By Alia Wong
In recent years, the common wisdom has been that girls are dominating when it comes to academic achievement. In reading in particular, girls have consistently outperformed boys. Some studies have also found that in a typical U.S. school district, girls have all but caught up in math—a subject in which they had historically underperformed and from which they’d been discouraged thanks to persistent stereotypes about their academic interests. Take away the burden of challenging stereotypes and discriminatory beliefs and practices, the thinking goes, and girls will do just as well as boys in the STEM fields.
But now, a new study by a team of researchers led by the Stanford education professor Sean Reardon finds that girls’ dominance in school isn’t the case across demographics.
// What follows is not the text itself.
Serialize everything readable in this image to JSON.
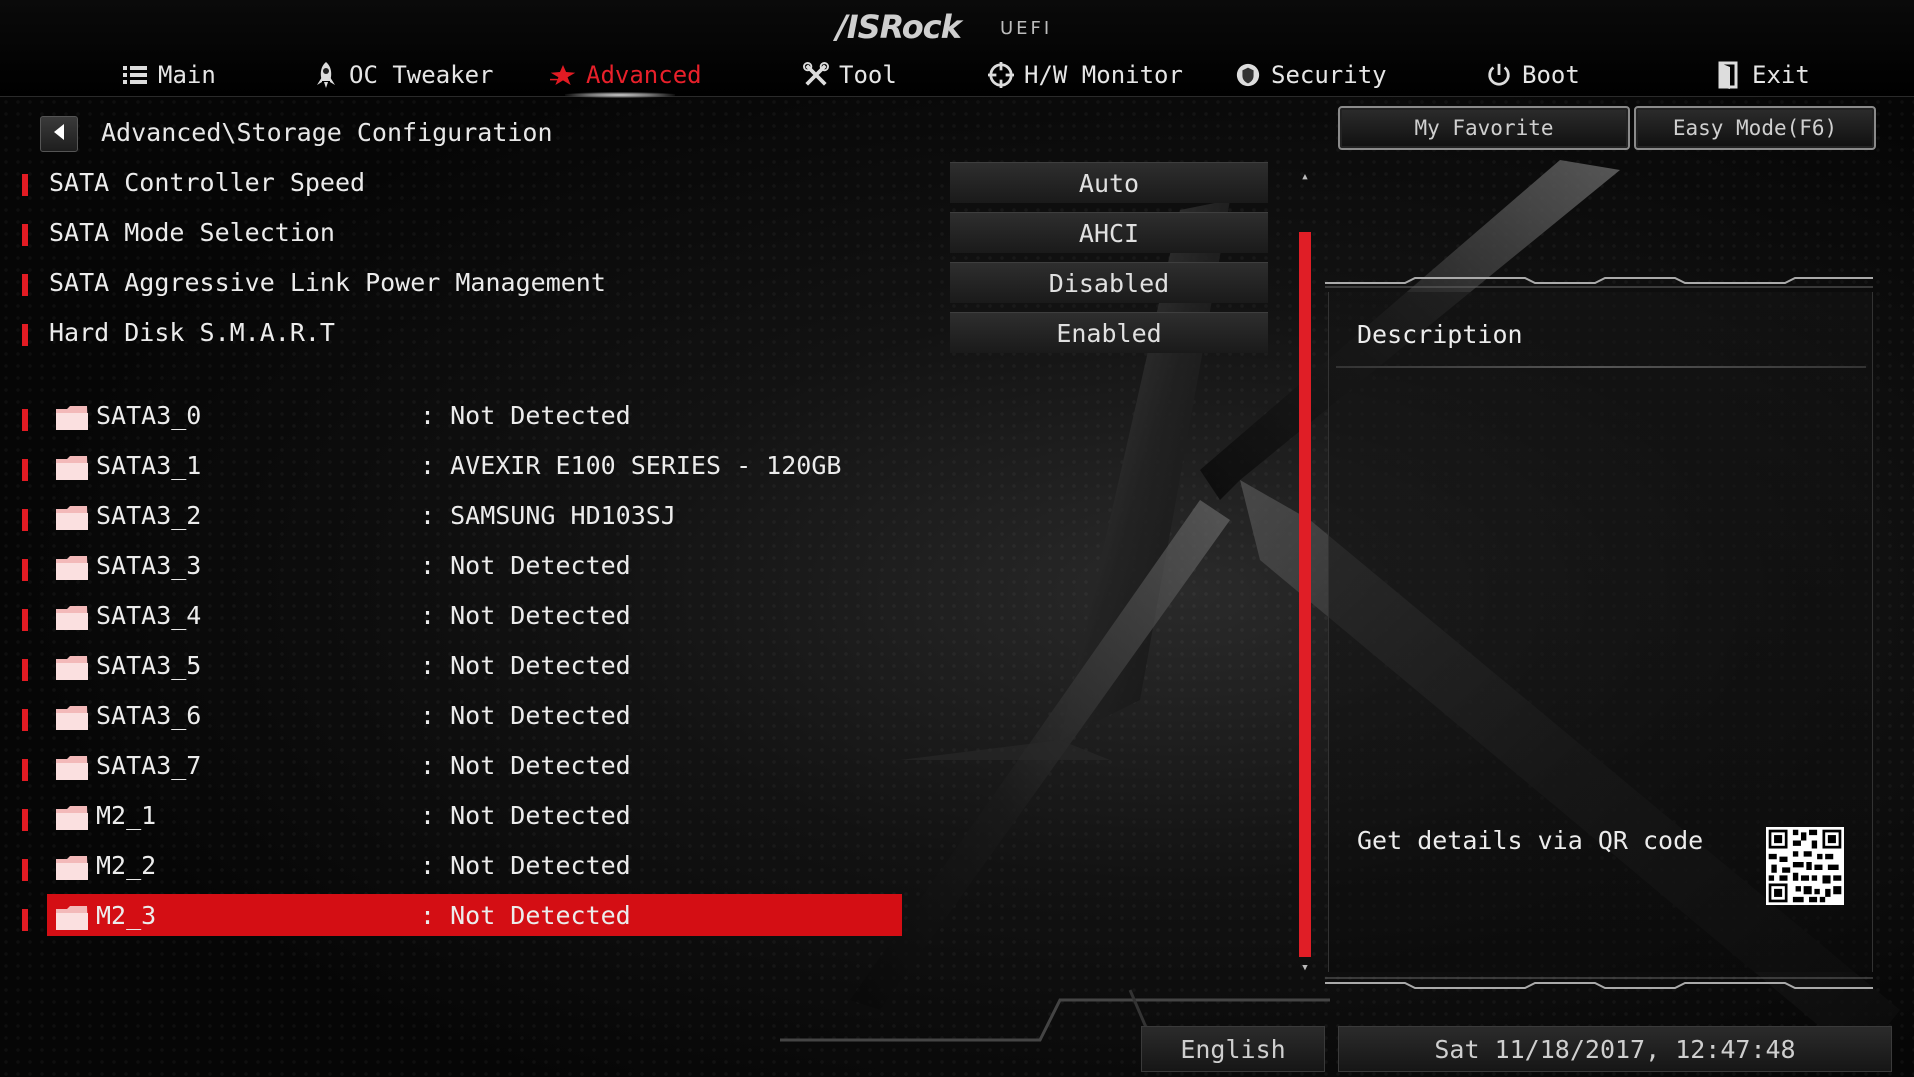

Yes, the study confirms: Overall, in the average U.S. school district, girls and boys are performing about the same in math. But the study finds that in communities in which most families are affluent and white, and in which adult men far outearn women in income, girls continue to lag behind their male peers in math achievement. In some of these districts, boys on average outperformed girls in math by two-fifths of a grade level.